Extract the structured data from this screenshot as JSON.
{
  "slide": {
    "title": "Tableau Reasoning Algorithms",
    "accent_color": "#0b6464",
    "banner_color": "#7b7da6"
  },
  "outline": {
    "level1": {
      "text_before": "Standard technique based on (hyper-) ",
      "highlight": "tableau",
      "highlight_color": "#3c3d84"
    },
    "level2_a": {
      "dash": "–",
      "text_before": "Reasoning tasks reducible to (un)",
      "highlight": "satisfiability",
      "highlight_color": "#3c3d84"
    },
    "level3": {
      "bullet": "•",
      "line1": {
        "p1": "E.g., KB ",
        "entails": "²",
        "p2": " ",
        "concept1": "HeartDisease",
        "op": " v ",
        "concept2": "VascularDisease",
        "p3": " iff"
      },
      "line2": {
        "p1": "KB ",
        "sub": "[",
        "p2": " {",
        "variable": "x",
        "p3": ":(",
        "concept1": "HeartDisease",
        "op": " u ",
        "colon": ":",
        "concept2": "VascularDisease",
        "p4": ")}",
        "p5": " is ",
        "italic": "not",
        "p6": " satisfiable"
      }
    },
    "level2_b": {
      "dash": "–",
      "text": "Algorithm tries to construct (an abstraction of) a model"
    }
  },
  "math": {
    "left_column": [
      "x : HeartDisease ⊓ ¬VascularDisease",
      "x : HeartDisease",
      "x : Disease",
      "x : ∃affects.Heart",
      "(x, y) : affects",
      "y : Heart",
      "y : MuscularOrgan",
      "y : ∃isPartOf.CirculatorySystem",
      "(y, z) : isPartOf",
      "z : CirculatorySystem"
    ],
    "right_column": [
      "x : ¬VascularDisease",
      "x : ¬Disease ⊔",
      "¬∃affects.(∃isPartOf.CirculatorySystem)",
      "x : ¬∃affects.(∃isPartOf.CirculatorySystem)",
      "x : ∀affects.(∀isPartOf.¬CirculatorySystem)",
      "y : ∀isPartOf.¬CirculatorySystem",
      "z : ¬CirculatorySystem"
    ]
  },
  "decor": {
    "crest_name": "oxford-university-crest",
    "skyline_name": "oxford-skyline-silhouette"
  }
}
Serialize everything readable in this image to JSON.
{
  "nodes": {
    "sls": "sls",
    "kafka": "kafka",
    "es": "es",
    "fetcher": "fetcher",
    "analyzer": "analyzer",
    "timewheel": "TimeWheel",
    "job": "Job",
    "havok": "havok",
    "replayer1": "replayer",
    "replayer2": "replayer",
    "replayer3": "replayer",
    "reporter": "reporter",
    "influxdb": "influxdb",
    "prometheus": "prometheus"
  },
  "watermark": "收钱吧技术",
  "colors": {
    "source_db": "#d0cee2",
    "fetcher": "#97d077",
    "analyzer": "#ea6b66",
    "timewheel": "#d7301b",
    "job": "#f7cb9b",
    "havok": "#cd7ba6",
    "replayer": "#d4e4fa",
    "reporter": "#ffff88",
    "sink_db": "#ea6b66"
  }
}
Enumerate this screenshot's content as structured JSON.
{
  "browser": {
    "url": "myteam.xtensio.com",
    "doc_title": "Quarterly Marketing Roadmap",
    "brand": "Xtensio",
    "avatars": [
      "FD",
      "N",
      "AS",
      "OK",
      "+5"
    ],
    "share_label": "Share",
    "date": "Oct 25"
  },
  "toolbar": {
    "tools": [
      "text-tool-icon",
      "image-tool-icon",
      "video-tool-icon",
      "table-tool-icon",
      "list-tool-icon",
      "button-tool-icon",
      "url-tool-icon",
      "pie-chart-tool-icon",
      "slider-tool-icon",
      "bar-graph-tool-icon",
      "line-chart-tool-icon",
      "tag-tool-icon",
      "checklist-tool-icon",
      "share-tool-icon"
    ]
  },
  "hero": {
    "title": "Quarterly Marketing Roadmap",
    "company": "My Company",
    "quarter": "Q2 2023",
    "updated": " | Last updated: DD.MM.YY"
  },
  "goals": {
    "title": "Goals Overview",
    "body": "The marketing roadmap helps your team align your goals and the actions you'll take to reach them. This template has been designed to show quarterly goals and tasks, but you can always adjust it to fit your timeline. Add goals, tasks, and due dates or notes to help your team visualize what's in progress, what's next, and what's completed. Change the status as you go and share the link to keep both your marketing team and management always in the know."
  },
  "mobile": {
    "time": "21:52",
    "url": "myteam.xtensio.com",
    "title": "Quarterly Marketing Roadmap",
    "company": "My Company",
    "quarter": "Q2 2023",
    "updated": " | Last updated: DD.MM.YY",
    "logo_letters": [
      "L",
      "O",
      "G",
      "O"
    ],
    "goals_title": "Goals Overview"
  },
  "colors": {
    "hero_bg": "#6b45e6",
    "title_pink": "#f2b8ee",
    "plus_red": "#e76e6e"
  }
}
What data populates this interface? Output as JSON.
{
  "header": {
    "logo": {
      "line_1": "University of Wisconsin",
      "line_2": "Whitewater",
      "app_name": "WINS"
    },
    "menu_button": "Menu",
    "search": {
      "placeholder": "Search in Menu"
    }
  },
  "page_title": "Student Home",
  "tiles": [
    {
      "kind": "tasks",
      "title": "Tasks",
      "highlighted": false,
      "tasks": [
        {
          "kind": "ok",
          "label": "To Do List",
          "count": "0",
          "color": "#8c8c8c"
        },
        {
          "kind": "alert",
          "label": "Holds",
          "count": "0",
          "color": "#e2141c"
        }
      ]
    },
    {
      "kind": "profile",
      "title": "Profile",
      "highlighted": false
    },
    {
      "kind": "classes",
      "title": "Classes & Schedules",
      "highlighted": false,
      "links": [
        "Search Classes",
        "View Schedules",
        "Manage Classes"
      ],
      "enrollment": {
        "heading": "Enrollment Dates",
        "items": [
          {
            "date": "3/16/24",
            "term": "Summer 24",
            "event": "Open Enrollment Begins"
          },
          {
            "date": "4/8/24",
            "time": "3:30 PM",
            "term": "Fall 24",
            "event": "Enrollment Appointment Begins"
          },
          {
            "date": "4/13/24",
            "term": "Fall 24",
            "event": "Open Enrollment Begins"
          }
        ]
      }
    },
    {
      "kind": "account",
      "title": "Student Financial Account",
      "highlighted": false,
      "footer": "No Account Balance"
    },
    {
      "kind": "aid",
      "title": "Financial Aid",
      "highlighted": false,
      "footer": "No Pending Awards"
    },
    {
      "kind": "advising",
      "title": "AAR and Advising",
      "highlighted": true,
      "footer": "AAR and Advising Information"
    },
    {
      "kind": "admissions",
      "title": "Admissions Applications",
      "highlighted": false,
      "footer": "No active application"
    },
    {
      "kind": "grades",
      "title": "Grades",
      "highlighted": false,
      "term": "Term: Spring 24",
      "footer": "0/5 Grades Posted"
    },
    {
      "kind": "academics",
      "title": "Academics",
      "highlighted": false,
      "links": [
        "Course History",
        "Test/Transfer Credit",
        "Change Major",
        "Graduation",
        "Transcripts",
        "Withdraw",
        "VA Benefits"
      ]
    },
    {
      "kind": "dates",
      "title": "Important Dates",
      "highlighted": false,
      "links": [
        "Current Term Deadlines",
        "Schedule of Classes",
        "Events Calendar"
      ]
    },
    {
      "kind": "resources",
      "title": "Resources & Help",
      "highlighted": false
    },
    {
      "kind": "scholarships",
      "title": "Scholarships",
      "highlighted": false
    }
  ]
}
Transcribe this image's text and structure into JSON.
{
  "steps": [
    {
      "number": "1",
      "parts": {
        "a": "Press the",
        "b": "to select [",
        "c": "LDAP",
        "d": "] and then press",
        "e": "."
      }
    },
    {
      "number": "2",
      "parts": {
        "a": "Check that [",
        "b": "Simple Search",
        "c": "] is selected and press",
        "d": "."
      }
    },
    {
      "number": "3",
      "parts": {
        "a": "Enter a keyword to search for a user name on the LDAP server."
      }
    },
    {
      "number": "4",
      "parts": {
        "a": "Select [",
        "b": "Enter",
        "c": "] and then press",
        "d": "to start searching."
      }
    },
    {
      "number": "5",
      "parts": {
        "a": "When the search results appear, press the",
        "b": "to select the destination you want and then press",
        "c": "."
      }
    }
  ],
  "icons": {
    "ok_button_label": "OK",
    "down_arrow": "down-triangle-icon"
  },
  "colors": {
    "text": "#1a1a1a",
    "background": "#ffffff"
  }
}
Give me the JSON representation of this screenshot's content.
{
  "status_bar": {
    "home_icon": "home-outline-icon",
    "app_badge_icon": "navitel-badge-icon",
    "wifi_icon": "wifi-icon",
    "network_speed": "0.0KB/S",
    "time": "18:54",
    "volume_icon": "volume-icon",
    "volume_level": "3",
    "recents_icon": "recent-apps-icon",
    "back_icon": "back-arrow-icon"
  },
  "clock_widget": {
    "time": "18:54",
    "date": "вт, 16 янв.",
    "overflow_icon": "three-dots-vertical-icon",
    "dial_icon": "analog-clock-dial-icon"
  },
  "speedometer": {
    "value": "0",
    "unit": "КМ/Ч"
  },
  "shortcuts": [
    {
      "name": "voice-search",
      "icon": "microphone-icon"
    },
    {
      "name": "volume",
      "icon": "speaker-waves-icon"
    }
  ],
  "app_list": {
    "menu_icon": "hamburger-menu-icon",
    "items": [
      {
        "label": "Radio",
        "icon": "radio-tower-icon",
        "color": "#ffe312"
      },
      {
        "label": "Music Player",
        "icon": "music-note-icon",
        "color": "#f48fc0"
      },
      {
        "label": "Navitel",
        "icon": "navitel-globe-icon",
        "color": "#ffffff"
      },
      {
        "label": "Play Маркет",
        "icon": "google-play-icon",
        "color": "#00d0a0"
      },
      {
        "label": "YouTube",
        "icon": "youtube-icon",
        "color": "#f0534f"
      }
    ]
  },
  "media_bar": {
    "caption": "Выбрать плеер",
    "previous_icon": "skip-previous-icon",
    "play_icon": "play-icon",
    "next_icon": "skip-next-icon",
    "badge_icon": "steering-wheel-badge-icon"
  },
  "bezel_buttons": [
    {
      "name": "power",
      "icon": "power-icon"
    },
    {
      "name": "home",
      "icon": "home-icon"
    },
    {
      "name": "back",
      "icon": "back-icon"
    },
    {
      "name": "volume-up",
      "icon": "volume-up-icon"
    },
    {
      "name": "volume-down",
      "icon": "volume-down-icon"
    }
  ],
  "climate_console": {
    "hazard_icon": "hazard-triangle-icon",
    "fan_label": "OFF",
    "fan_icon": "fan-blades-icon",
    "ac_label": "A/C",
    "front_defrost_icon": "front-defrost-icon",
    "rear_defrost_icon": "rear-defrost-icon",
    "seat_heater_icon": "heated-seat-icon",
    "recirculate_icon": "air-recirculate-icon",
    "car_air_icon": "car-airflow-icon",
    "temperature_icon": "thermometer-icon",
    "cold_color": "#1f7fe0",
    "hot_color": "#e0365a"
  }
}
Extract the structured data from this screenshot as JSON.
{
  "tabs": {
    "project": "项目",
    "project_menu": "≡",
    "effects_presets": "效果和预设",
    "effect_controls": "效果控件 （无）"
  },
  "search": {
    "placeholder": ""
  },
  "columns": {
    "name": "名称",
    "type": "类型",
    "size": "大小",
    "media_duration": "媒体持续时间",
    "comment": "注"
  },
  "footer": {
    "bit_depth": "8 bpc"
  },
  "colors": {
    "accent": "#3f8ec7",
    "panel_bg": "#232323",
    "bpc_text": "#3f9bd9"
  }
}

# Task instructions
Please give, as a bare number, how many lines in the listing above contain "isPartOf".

# Output of the exercise
6